We have relied on masonry all our lives

Stone FireplaceMost people assume that masonry made its appearance a few centuries ago at most but as strange as it may sound, Massachusetts stone masonry was a wildly used prehistoric construction technique. Ancient civilizations such as the Egyptians eventually made the transition from working with wood to stone masonry and this is obvious if we analyze the way they have used their existing carpentry knowledge during this transition.

Throughout history, change has been the only constant. Based on objective factors and historic contexts, some civilizations made large-scale transitions from wood later than others. When it comes to Europe, large-scale transitions were ultimately made in the 16th century. In 1666, the great fire of London, England, which consumed 13,200 homes, changed the city from a city of wooden buildings to a city of brick construction. The manufacture of brick attained a high degree of excellence and dominated the building field throughout this period of history.
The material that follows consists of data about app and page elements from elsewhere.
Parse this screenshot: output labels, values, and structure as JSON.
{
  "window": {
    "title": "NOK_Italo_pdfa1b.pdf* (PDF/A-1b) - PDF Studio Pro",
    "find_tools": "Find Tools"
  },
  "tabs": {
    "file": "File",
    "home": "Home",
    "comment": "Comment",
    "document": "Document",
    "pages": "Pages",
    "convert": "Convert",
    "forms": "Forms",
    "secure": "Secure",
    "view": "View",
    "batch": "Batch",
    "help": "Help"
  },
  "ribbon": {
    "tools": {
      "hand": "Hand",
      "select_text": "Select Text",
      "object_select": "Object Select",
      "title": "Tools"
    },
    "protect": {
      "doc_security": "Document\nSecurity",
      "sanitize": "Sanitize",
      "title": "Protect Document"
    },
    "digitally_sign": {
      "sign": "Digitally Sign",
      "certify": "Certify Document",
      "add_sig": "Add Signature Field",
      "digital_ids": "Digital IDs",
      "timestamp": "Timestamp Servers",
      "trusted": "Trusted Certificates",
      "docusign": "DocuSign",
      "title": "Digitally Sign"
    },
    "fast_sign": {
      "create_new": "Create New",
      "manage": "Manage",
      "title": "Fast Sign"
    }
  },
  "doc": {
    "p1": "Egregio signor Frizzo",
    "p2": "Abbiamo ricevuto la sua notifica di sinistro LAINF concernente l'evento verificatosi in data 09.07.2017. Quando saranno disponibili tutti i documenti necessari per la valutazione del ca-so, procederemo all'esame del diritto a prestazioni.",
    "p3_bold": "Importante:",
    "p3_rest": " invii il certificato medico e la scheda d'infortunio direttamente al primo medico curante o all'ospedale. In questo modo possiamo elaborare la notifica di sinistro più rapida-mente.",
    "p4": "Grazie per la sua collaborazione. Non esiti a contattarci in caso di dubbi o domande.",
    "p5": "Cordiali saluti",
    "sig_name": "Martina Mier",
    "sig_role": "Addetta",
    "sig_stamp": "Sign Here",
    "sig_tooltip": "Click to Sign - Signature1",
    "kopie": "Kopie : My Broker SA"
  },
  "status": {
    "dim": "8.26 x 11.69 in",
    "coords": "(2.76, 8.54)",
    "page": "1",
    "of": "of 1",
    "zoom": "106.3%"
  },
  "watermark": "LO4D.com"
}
On the other hand, the first bricks manufactured in the English colonies in North America were reportedly made in Virginia as early as 1612. New England saw its first brick kiln erected in Salem, Massachusetts in 1629. The brick were made by hand using very simple methods and tools. Many of the brick used in construction in the early American settlements were brought from England as ballast in sailing ships. Some of these brick can still be found in the brick foundations and walls of the remaining original houses in the eastern part of the United States.

Many of these original homes still stand today, along with their chimneys. Back then, clay flue tiles had not yet been invented, so these chimneys were built with chambers made of brick instead of flue pipes. Often when a call comes in for a Littleton ma chimney repair the chimney needs a repoint or crown replacement.

Advertisements

Leave a Reply

Fill in your details below or click an icon to log in:

WordPress.com Logo

You are commenting using your WordPress.com account. Log Out / Change )

Twitter picture

You are commenting using your Twitter account. Log Out / Change )

Facebook photo

You are commenting using your Facebook account. Log Out / Change )

Google+ photo

You are commenting using your Google+ account. Log Out / Change )

Connecting to %s